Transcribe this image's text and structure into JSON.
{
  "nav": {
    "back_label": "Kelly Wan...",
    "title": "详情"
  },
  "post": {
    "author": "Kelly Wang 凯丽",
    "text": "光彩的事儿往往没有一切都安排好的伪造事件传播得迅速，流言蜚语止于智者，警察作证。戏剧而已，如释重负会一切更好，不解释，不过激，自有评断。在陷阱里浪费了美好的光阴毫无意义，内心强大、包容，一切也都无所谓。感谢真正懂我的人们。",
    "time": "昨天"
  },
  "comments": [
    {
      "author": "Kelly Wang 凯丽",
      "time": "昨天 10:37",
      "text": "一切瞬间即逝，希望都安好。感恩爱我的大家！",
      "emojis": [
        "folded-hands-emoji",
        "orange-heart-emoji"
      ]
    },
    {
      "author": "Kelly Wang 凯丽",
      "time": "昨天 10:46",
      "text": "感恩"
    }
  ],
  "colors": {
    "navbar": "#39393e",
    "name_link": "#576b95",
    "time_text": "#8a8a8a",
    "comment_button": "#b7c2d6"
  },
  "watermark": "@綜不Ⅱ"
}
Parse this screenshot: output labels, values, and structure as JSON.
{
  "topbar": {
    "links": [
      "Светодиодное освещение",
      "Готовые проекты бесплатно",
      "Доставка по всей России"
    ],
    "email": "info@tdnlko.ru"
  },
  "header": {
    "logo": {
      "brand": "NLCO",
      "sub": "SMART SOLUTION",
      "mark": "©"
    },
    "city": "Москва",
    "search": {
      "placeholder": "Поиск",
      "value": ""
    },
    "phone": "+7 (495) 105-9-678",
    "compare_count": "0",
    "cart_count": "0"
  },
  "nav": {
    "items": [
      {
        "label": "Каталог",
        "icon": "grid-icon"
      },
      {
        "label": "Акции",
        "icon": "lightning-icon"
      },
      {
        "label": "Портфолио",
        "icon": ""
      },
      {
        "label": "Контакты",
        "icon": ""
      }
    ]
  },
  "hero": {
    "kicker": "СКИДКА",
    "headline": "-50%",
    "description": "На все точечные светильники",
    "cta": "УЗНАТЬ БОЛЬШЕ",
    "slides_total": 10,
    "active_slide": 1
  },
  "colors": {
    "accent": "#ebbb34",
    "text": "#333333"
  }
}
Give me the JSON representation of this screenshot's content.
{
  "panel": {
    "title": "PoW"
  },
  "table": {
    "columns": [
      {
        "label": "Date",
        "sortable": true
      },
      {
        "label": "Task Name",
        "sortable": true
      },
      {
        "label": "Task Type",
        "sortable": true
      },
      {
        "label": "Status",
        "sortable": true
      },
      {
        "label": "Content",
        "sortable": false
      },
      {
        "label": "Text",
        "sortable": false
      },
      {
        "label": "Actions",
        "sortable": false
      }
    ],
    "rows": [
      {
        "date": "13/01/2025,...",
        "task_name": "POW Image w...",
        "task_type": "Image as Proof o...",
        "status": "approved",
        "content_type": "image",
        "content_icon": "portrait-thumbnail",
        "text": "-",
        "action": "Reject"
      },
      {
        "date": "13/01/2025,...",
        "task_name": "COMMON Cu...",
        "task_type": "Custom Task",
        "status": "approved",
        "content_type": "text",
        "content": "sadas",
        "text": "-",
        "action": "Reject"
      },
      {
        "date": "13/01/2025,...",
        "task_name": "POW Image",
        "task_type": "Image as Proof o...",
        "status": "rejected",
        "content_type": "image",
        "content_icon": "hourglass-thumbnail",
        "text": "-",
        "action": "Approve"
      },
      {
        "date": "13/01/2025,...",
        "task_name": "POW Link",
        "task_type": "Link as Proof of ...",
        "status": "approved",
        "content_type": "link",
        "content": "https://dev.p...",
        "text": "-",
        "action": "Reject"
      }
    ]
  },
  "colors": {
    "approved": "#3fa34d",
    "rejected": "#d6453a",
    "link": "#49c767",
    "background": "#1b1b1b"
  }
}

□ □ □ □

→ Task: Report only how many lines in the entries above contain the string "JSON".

→ Result for this task: 3